#### YOUR INSTRUCTIONS
Every single entry that follows is to be retyped exactly.

#### RECORDS FOR PROCESSING
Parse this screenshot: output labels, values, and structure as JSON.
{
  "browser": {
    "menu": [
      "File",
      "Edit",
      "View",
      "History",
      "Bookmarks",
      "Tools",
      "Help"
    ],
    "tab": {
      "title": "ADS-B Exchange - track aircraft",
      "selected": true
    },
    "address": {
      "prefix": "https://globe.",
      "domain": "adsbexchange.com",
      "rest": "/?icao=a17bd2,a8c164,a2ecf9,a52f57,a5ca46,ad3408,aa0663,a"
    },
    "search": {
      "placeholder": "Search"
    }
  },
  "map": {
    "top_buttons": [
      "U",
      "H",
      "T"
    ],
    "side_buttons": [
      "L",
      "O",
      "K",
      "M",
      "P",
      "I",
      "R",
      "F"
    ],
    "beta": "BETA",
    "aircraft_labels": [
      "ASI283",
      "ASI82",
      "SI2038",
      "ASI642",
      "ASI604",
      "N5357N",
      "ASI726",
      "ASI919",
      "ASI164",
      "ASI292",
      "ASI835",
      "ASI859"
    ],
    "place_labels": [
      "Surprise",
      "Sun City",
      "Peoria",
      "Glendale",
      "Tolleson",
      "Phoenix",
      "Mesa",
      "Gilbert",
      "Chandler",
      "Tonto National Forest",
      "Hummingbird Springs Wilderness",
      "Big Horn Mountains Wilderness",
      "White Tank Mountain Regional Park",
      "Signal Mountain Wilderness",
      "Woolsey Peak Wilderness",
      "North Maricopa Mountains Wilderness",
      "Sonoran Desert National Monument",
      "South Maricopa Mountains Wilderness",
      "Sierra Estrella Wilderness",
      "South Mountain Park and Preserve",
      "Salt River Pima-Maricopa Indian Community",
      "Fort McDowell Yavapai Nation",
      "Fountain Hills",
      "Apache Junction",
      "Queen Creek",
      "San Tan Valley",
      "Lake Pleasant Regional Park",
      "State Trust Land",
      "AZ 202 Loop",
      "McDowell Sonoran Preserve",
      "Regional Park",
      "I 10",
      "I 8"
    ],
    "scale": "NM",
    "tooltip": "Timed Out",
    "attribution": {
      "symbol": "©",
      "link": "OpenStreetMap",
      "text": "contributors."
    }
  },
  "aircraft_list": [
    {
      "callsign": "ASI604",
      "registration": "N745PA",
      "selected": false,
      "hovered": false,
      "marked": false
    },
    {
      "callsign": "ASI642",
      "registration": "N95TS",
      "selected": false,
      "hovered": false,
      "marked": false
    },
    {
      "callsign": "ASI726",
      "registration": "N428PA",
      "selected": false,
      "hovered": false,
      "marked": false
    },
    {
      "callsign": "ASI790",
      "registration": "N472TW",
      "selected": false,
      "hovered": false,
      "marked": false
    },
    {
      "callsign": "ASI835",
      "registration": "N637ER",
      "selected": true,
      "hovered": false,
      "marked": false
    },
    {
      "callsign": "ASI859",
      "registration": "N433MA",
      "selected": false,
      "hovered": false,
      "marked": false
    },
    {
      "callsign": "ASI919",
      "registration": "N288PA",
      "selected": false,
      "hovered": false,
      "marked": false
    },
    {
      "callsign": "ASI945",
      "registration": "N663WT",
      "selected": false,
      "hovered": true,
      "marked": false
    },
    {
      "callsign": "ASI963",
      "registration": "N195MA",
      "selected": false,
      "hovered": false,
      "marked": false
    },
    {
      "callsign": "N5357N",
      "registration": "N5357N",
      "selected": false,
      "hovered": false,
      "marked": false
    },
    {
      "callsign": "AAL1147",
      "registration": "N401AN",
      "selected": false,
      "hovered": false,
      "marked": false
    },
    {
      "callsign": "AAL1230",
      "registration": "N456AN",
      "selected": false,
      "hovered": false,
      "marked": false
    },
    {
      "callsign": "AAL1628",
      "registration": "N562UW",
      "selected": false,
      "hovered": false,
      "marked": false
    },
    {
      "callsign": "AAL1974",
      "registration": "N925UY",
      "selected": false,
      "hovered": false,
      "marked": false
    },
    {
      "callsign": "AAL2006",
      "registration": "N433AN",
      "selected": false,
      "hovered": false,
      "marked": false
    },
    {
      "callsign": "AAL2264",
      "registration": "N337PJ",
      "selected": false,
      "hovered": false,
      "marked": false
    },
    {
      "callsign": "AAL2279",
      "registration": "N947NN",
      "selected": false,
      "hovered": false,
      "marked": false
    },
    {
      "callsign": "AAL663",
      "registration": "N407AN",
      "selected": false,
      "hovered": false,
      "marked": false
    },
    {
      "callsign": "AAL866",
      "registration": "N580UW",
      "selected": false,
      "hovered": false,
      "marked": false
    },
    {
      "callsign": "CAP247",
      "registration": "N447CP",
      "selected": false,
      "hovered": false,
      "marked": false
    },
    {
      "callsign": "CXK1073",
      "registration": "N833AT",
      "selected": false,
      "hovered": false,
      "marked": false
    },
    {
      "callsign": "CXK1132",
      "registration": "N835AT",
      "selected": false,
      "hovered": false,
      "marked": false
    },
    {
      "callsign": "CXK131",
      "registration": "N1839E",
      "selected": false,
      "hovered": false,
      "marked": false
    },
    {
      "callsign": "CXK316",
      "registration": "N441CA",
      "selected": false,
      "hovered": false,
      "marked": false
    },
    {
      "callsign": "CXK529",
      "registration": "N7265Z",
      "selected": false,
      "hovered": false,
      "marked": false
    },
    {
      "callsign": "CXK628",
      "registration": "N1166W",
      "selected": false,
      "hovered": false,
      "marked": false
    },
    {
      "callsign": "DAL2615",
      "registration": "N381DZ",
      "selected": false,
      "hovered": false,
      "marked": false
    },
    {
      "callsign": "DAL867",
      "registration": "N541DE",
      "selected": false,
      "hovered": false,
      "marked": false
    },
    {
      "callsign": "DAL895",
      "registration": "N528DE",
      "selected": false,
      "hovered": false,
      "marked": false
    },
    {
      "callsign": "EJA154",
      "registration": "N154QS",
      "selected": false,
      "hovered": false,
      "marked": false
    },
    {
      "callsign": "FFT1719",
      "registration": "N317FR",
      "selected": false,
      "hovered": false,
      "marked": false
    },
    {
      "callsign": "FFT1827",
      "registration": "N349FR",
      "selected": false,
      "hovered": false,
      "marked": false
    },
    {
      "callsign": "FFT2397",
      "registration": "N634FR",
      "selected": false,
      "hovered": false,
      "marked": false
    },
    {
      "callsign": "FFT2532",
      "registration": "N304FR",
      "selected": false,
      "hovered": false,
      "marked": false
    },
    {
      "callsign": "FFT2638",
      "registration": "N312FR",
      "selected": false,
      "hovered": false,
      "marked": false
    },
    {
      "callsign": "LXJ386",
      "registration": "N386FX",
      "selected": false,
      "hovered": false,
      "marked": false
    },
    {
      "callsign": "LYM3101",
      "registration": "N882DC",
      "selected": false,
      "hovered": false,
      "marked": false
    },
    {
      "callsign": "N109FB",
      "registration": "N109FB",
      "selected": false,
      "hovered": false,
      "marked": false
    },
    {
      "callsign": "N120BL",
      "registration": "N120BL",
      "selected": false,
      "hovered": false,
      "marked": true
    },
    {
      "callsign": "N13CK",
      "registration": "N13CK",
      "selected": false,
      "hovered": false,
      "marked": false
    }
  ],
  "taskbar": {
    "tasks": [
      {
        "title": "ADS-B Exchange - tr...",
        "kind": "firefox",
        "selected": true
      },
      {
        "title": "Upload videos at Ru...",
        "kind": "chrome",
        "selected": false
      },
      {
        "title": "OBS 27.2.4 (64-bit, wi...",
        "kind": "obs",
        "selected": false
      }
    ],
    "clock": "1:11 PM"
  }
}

#### RESULT OF THIS EXERCISE
Parse this screenshot: output labels, values, and structure as JSON.
{
  "browser": {
    "menu": [
      "File",
      "Edit",
      "View",
      "History",
      "Bookmarks",
      "Tools",
      "Help"
    ],
    "tab": {
      "title": "ADS-B Exchange - track aircraft",
      "selected": true
    },
    "address": {
      "prefix": "https://globe.",
      "domain": "adsbexchange.com",
      "rest": "/?icao=a17bd2,a8c164,a2ecf9,a52f57,a5ca46,ad3408,aa0663,a"
    },
    "search": {
      "placeholder": "Search"
    }
  },
  "map": {
    "top_buttons": [
      "U",
      "H",
      "T"
    ],
    "side_buttons": [
      "L",
      "O",
      "K",
      "M",
      "P",
      "I",
      "R",
      "F"
    ],
    "beta": "BETA",
    "aircraft_labels": [
      "ASI283",
      "ASI82",
      "SI2038",
      "ASI642",
      "ASI604",
      "N5357N",
      "ASI726",
      "ASI919",
      "ASI164",
      "ASI292",
      "ASI835",
      "ASI859"
    ],
    "place_labels": [
      "Surprise",
      "Sun City",
      "Peoria",
      "Glendale",
      "Tolleson",
      "Phoenix",
      "Mesa",
      "Gilbert",
      "Chandler",
      "Tonto National Forest",
      "Hummingbird Springs Wilderness",
      "Big Horn Mountains Wilderness",
      "White Tank Mountain Regional Park",
      "Signal Mountain Wilderness",
      "Woolsey Peak Wilderness",
      "North Maricopa Mountains Wilderness",
      "Sonoran Desert National Monument",
      "South Maricopa Mountains Wilderness",
      "Sierra Estrella Wilderness",
      "South Mountain Park and Preserve",
      "Salt River Pima-Maricopa Indian Community",
      "Fort McDowell Yavapai Nation",
      "Fountain Hills",
      "Apache Junction",
      "Queen Creek",
      "San Tan Valley",
      "Lake Pleasant Regional Park",
      "State Trust Land",
      "AZ 202 Loop",
      "McDowell Sonoran Preserve",
      "Regional Park",
      "I 10",
      "I 8"
    ],
    "scale": "NM",
    "tooltip": "Timed Out",
    "attribution": {
      "symbol": "©",
      "link": "OpenStreetMap",
      "text": "contributors."
    }
  },
  "aircraft_list": [
    {
      "callsign": "ASI604",
      "registration": "N745PA",
      "selected": false,
      "hovered": false,
      "marked": false
    },
    {
      "callsign": "ASI642",
      "registration": "N95TS",
      "selected": false,
      "hovered": false,
      "marked": false
    },
    {
      "callsign": "ASI726",
      "registration": "N428PA",
      "selected": false,
      "hovered": false,
      "marked": false
    },
    {
      "callsign": "ASI790",
      "registration": "N472TW",
      "selected": false,
      "hovered": false,
      "marked": false
    },
    {
      "callsign": "ASI835",
      "registration": "N637ER",
      "selected": true,
      "hovered": false,
      "marked": false
    },
    {
      "callsign": "ASI859",
      "registration": "N433MA",
      "selected": false,
      "hovered": false,
      "marked": false
    },
    {
      "callsign": "ASI919",
      "registration": "N288PA",
      "selected": false,
      "hovered": false,
      "marked": false
    },
    {
      "callsign": "ASI945",
      "registration": "N663WT",
      "selected": false,
      "hovered": true,
      "marked": false
    },
    {
      "callsign": "ASI963",
      "registration": "N195MA",
      "selected": false,
      "hovered": false,
      "marked": false
    },
    {
      "callsign": "N5357N",
      "registration": "N5357N",
      "selected": false,
      "hovered": false,
      "marked": false
    },
    {
      "callsign": "AAL1147",
      "registration": "N401AN",
      "selected": false,
      "hovered": false,
      "marked": false
    },
    {
      "callsign": "AAL1230",
      "registration": "N456AN",
      "selected": false,
      "hovered": false,
      "marked": false
    },
    {
      "callsign": "AAL1628",
      "registration": "N562UW",
      "selected": false,
      "hovered": false,
      "marked": false
    },
    {
      "callsign": "AAL1974",
      "registration": "N925UY",
      "selected": false,
      "hovered": false,
      "marked": false
    },
    {
      "callsign": "AAL2006",
      "registration": "N433AN",
      "selected": false,
      "hovered": false,
      "marked": false
    },
    {
      "callsign": "AAL2264",
      "registration": "N337PJ",
      "selected": false,
      "hovered": false,
      "marked": false
    },
    {
      "callsign": "AAL2279",
      "registration": "N947NN",
      "selected": false,
      "hovered": false,
      "marked": false
    },
    {
      "callsign": "AAL663",
      "registration": "N407AN",
      "selected": false,
      "hovered": false,
      "marked": false
    },
    {
      "callsign": "AAL866",
      "registration": "N580UW",
      "selected": false,
      "hovered": false,
      "marked": false
    },
    {
      "callsign": "CAP247",
      "registration": "N447CP",
      "selected": false,
      "hovered": false,
      "marked": false
    },
    {
      "callsign": "CXK1073",
      "registration": "N833AT",
      "selected": false,
      "hovered": false,
      "marked": false
    },
    {
      "callsign": "CXK1132",
      "registration": "N835AT",
      "selected": false,
      "hovered": false,
      "marked": false
    },
    {
      "callsign": "CXK131",
      "registration": "N1839E",
      "selected": false,
      "hovered": false,
      "marked": false
    },
    {
      "callsign": "CXK316",
      "registration": "N441CA",
      "selected": false,
      "hovered": false,
      "marked": false
    },
    {
      "callsign": "CXK529",
      "registration": "N7265Z",
      "selected": false,
      "hovered": false,
      "marked": false
    },
    {
      "callsign": "CXK628",
      "registration": "N1166W",
      "selected": false,
      "hovered": false,
      "marked": false
    },
    {
      "callsign": "DAL2615",
      "registration": "N381DZ",
      "selected": false,
      "hovered": false,
      "marked": false
    },
    {
      "callsign": "DAL867",
      "registration": "N541DE",
      "selected": false,
      "hovered": false,
      "marked": false
    },
    {
      "callsign": "DAL895",
      "registration": "N528DE",
      "selected": false,
      "hovered": false,
      "marked": false
    },
    {
      "callsign": "EJA154",
      "registration": "N154QS",
      "selected": false,
      "hovered": false,
      "marked": false
    },
    {
      "callsign": "FFT1719",
      "registration": "N317FR",
      "selected": false,
      "hovered": false,
      "marked": false
    },
    {
      "callsign": "FFT1827",
      "registration": "N349FR",
      "selected": false,
      "hovered": false,
      "marked": false
    },
    {
      "callsign": "FFT2397",
      "registration": "N634FR",
      "selected": false,
      "hovered": false,
      "marked": false
    },
    {
      "callsign": "FFT2532",
      "registration": "N304FR",
      "selected": false,
      "hovered": false,
      "marked": false
    },
    {
      "callsign": "FFT2638",
      "registration": "N312FR",
      "selected": false,
      "hovered": false,
      "marked": false
    },
    {
      "callsign": "LXJ386",
      "registration": "N386FX",
      "selected": false,
      "hovered": false,
      "marked": false
    },
    {
      "callsign": "LYM3101",
      "registration": "N882DC",
      "selected": false,
      "hovered": false,
      "marked": false
    },
    {
      "callsign": "N109FB",
      "registration": "N109FB",
      "selected": false,
      "hovered": false,
      "marked": false
    },
    {
      "callsign": "N120BL",
      "registration": "N120BL",
      "selected": false,
      "hovered": false,
      "marked": true
    },
    {
      "callsign": "N13CK",
      "registration": "N13CK",
      "selected": false,
      "hovered": false,
      "marked": false
    }
  ],
  "taskbar": {
    "tasks": [
      {
        "title": "ADS-B Exchange - tr...",
        "kind": "firefox",
        "selected": true
      },
      {
        "title": "Upload videos at Ru...",
        "kind": "chrome",
        "selected": false
      },
      {
        "title": "OBS 27.2.4 (64-bit, wi...",
        "kind": "obs",
        "selected": false
      }
    ],
    "clock": "1:11 PM"
  }
}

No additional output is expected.